In the mid-19th century, the Ottoman Empire, then the seat of the caliphate, took a major step forward in the Muslim political tradition by importing Western liberal norms and institutions. The sultan’s powers were limited, an elected Parliament was established and political parties were allowed. This promising effort, which would make the caliph the head of a British-style democratic monarchy, was only half-successful. It ended when republican Turkey abolished the very institution of the caliphate after World War I.
The birth of the modern-day Islamist movement was a reaction to this post-caliphate vacuum. The overly politicized Islamists not only kept the traditional view that religion and state are inseparable, they even recast religion as state. “True religion is no more than the system which God had decreed to govern the affairs of human life,” Sayyid Qutb, a prominent Islamist ideologue, wrote in the 1960s. And since God would never actually come down to govern human affairs, Islamists would do it in his name.

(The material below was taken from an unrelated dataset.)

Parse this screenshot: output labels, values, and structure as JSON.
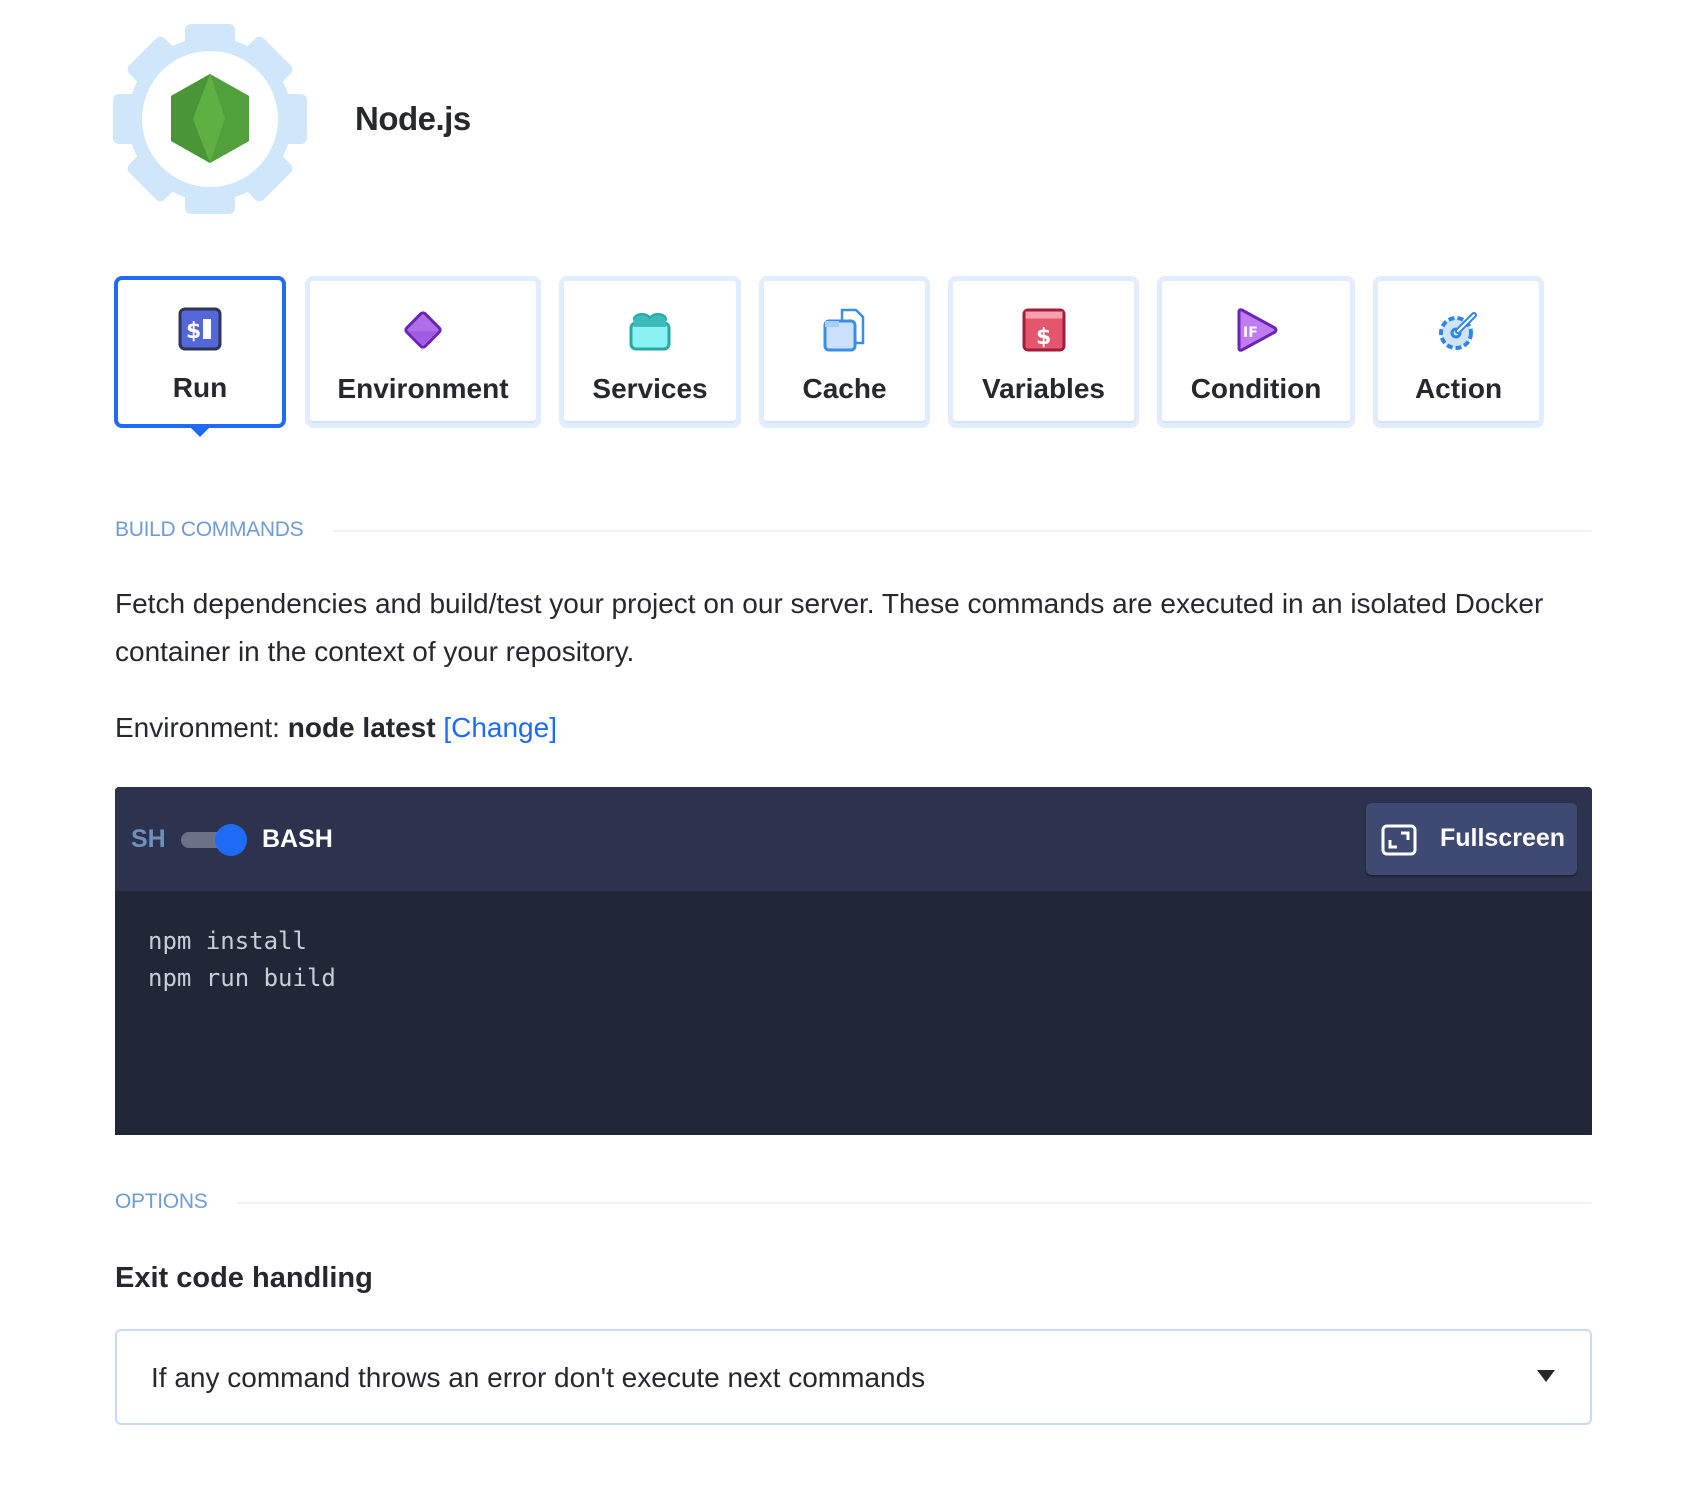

Not all Islamic thinkers took this line. The 20th-century scholar Said Nursi saw politics not as a sacred realm, but rather a devilish zone of strife. “I seek refuge in God from Satan and politics,” he wrote. His followers built an Islamic civil society movement in Turkey, asking only religious freedom from the state. Contemporary Muslim academics such as Abdelwahab El-Affendi and Abdullahi Ahmed An-Na’im have articulated powerful Islamic arguments for embracing a liberal secularism that respects religion. They rightly point out that Muslims need secularism to be able to practice their religion as they see fit. I would add that Muslims also need secularism to save religion from serving as handmaiden to unholy wars of domination.